The multiple TVs around a local sports bar last summer showed all the following games: baseball, football, tennis, soccer, basketball, and golf. Most of the time, on all the screens, the focus was on the ball. Was it in or out, high or low, over the line? Was it fairly or accurately caught, kicked, hit, thrown, or bounced? On such decisions rested winning, glory, the cheers of fans, and lots of money.
The appeal of such sports, of course, comes not from just the ball but also from the intensity of the contest to control it and score with it. Still, it’s striking to me that the simple ball is the central device for all that grunting conflict. True, there are competitive sports without balls, including racing, fencing, and wrestling. But for centuries now, if you’ve wanted to get together with your pals and show those other guys a thing or two and have some fun in the process with no real harm done, you bring a ball.
Balls have advantages. They are unbiased but tricky. They don’t bleed, scream or break, but they can bounce oddly and spin past their target at the most frustrating times. A ball is nothing by itself and everything to those who use it skillfully. It demands discipline: a foul ball or a “dead” ball—out of bounds or out of play—offers nothing. The ball offers the pitcher, passer, kicker or other player the best opportunity and no guarantees.

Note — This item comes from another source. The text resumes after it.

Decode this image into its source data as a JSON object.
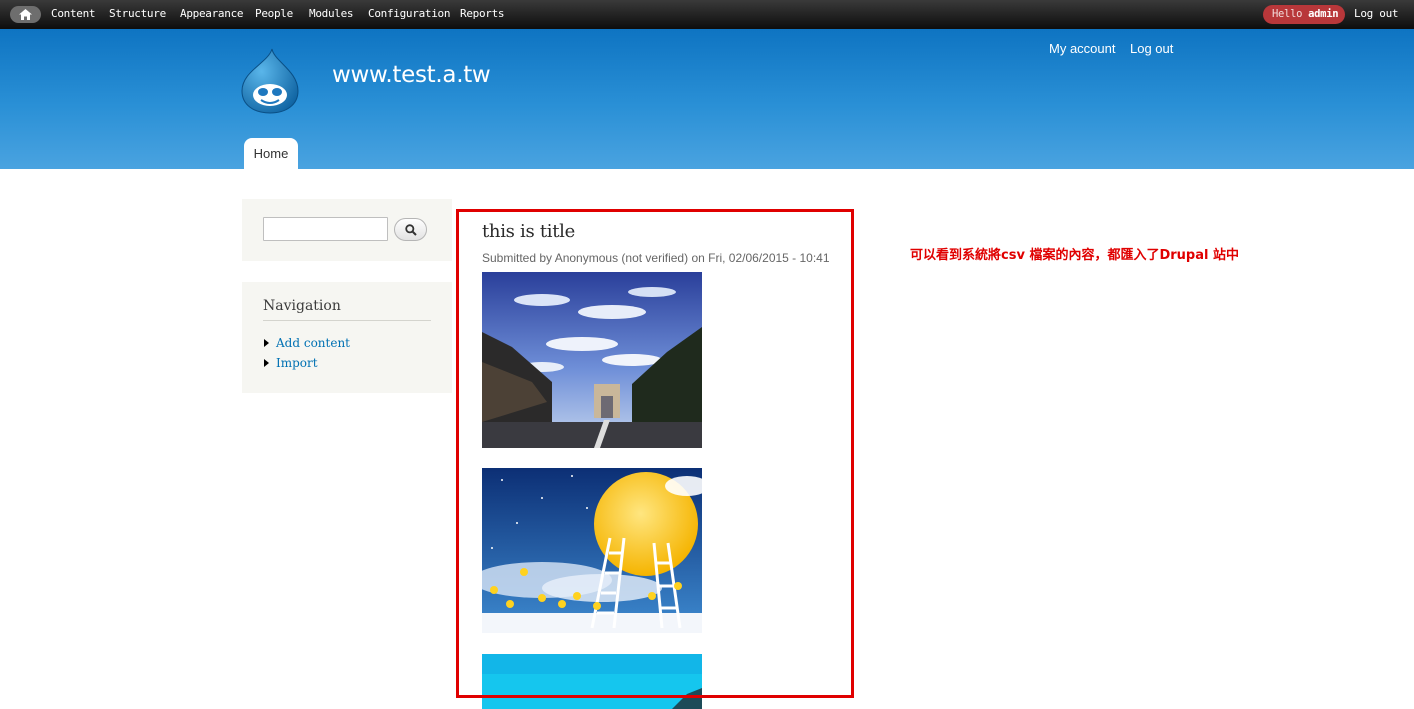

Competitive games with balls draw on a long history of acting out social fears and conflicts through rituals. In his book Ball, Bat, and Bishop: The Origin of Ball Games (1947, 2001), Robert Henderson asserts that “all modern games played with bat and ball descend from one common source; an ancient fertility rite observed by Priest-Kings in the Egypt of the Pyramids” (4). For the early Egyptians as for many societies, the return of the growing season after the darkness of winter was a life-and-death matter. In Egypt, the ritual reenactments of Spring centered on Osiris, the god of agriculture, killed by his evil brother Set, who dismembers Osiris’ body and scatters the twenty-four pieces across Egypt. Osiris returns to life in the form of the fertility of the Nile Valley each year.
Similar ritual reenactments across cultures between darkness and renewal included a sacred object of some kind, a body part or symbol representing triumph and fertility. In the myth of Osiris, it was his phallus. On the other side of the world, in the Mayan ball games dating from about 1400 B.C.E., it could be the severed head of the losing team’s captain. In other cultures, it was the head of a king.
Such antecedents of today’s ball games seem remote, but consider the similarities. Like the ancient rituals, sports today are organized as an annual series of contests that start fresh each year. And though some sports today may be played year round, we still refer to their “seasons” and to players as having, for example, a “memorable season.”
And part of the appeal of ball games has long been the festive and “unruly crowd” that strains against the rules and procedures of play. The games celebrated Spring, after all, and fertility is sexual as well as agricultural. In rural England and Europe, the opposing teams were often the married men versus the unmarried men. And even more surprising today are descriptions of the crowds of people playing on each of two teams. Illustrations show swarms of them pulling and shoving in a rugby-like struggle for a ball, or mobs scrambling after a single ball with what look like today’s field hockey sticks. These mass competitions were the ancestors of not only hockey itself but also lacrosse, polo, cricket and baseball.
The Church in Europe did what it could to reign in such pagan festivities and to connect to them as well. Henderson writes that on Easter Mondays in southern France, celebrants were invited to the Archbishop’s Palace for an Easter meal, “after which the Archbishop threw a ball amongst the assembled people, who promptly played a game of ball” (37).
As the agricultural era gave way to the industrial age in the early nineteenth century, men and women left the fields and worked instead in factories. Ball games took place in the off-hours. But crowds, fun, and bragging rights remained the themes. The song “Take me out to the ball game,” an instant hit in 1908, were the words of a young woman to her beau about where she wanted go on their date. Sports become marketable entertainment.
Despite its commercialization, we’re still drawn to the mix of the player’s skills and ambitions, the surprising moments, the dependable rules and rituals, and the suspense of where the fast, tough little object on which everything depends, will go. Orderliness tries to rein in energy: Players fight and take the penalty. Champagne erupts after victories but off the field. Cheerleaders and players are not allowed to date. Crowds have been moved off the field and into the grandstands and bars but still cheer and jeer. With deeper roots in our history and our psyches than we knew, the games go on.